One colleague offered the analogy that the new JICA Dream Plan for Mega Manila is actually an updated version of UTSMMA. I also believe so and it is an updated and much more validated version of what we had back in the 1970s that was at best only partly realized (the recommendations for roads were mostly implemented). However, the price for such infrastructure will not be cheap and it will only become more expensive while we procrastinate in building them. Perhaps this should be an election issue come 2016 and something that we should strongly advocate for from our leaders.
I stumbled upon an unfinished draft I have on a study or series of studies conducted back in the 1990’s. These studies were conducted by several agencies over a decade. I think I have been procrastinating on finishing this brief post on a project that has had a major impact on Metro Manila transport and traffic since that time and prior to the completion of the JICA-funded Metro Manila Urban Transportation Integration Study (MMUTIS) in 1999. The project actually overlapped with MMUTIS’ implementation from 1996-1999 and probably influenced MMUTIS in terms of what government agencies provided as inputs to the study.
The Metro Manila Urban Transport Development Plan (UTDP) is an inter-agency collaboration among the DOTC, DPWH, MMA (precursor of the MMDA), NEDA, CHPG (Constabulary Highway Patrol Group of the Philippine National Police) and MTPC. This consists of various studies undertaken from the year 1990 to 2000 aimed to determine what projects can be implemented to improve urban transport in Metro Manila towards the turn of the century. Sounds familiar?

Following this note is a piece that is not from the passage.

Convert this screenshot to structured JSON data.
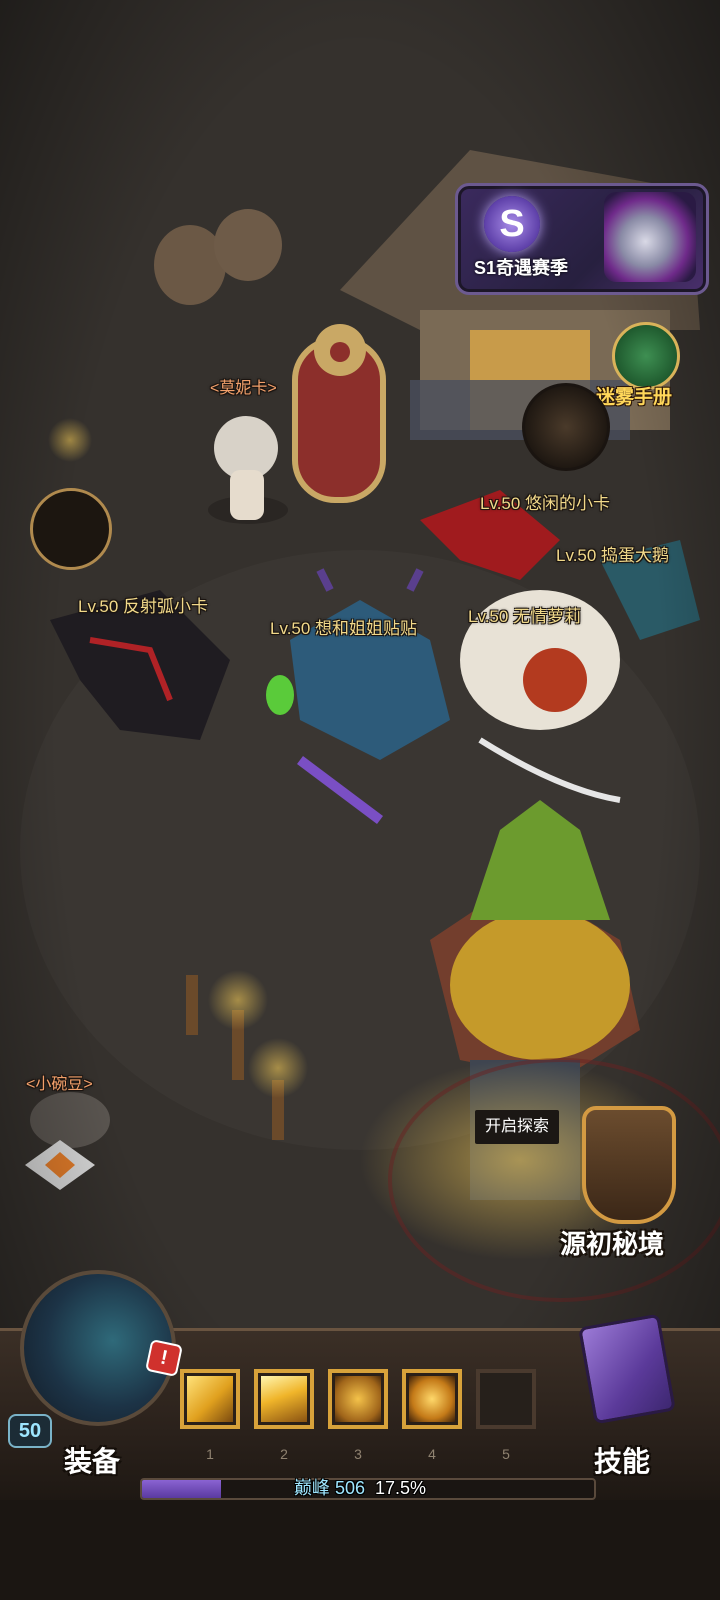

Among the most relevant studies conducted was the comparison of proposals for a mass transit system along EDSA. The two proposals compared were the Philtrak bus system and Street-level LRT. The Philtrak option is quite intriguing because its description is very much like the current bus rapid transit (BRT) systems in many cities around the world. However, there is no reference to bus systems already operating abroad at the time (e.g., Curitiba in Brazil already had an extensive BRT network at the time).

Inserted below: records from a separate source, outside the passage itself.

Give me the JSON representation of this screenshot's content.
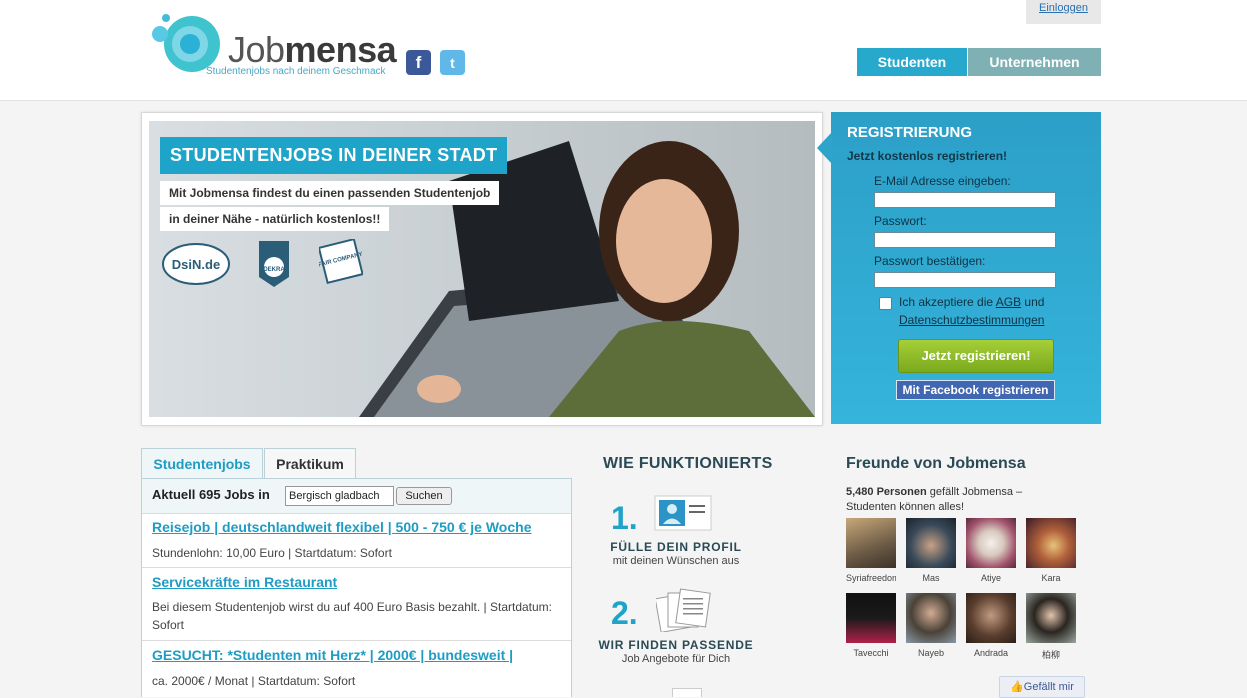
{
  "header": {
    "brand_light": "Job",
    "brand_bold": "mensa",
    "tagline": "Studentenjobs nach deinem Geschmack",
    "facebook_glyph": "f",
    "twitter_glyph": "t",
    "login_label": "Einloggen",
    "nav": {
      "students": "Studenten",
      "companies": "Unternehmen"
    }
  },
  "hero": {
    "headline": "STUDENTENJOBS IN DEINER STADT",
    "line1": "Mit Jobmensa findest du einen passenden Studentenjob",
    "line2": "in deiner Nähe - natürlich kostenlos!!",
    "badges": [
      "DsiN.de",
      "DEKRA",
      "FAIR COMPANY"
    ]
  },
  "registration": {
    "title": "REGISTRIERUNG",
    "subtitle": "Jetzt kostenlos registrieren!",
    "email_label": "E-Mail Adresse eingeben:",
    "password_label": "Passwort:",
    "password_confirm_label": "Passwort bestätigen:",
    "agree_prefix": "Ich akzeptiere die",
    "agree_link1": "AGB",
    "agree_mid": "und",
    "agree_link2": "Datenschutzbestimmungen",
    "submit_label": "Jetzt registrieren!",
    "facebook_label": "Mit Facebook registrieren"
  },
  "jobs": {
    "tabs": [
      "Studentenjobs",
      "Praktikum"
    ],
    "count_label": "Aktuell 695 Jobs in",
    "city_value": "Bergisch gladbach",
    "search_label": "Suchen",
    "items": [
      {
        "title": "Reisejob | deutschlandweit flexibel | 500 - 750 € je Woche",
        "desc": "Stundenlohn: 10,00 Euro | Startdatum: Sofort"
      },
      {
        "title": "Servicekräfte im Restaurant",
        "desc": "Bei diesem Studentenjob wirst du auf 400 Euro Basis bezahlt. | Startdatum: Sofort"
      },
      {
        "title": "GESUCHT: *Studenten mit Herz* | 2000€ | bundesweit |",
        "desc": "ca. 2000€ / Monat | Startdatum: Sofort"
      }
    ]
  },
  "how": {
    "title": "WIE FUNKTIONIERTS",
    "steps": [
      {
        "num": "1.",
        "head": "FÜLLE DEIN PROFIL",
        "sub": "mit deinen Wünschen aus"
      },
      {
        "num": "2.",
        "head": "WIR FINDEN PASSENDE",
        "sub": "Job Angebote für Dich"
      }
    ]
  },
  "friends": {
    "title": "Freunde von Jobmensa",
    "count_bold": "5,480 Personen",
    "count_rest": "gefällt Jobmensa – Studenten können alles!",
    "people": [
      "Syriafreedom",
      "Mas",
      "Atiye",
      "Kara",
      "Tavecchi",
      "Nayeb",
      "Andrada",
      "柏柳"
    ],
    "like_label": "Gefällt mir"
  },
  "colors": {
    "accent": "#1ea3c9",
    "reg_bg": "#2ea4cc",
    "green": "#8dbd2a",
    "nav_gray": "#7fb0b3"
  }
}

The study concluded that the Philtrak was preferable to the LRT along EDSA. Of course, we now know what got built along EDSA – a light rail system (EDSA MRT) that is now carrying more than twice the number of passengers it was estimated to carry. This is despite the conclusion from collaborating government agencies including the DOTC favoring the bus system with an exclusive ROW. It is also now obvious that neither the LRT nor Philtrak is most suitable as a mass transit system along EDSA. What is most appropriate is a heavy rail system that would be able to carry more passengers along the corridor.
[Reference: UTDP reports, 1999-2000, NCTS Library, UP Diliman]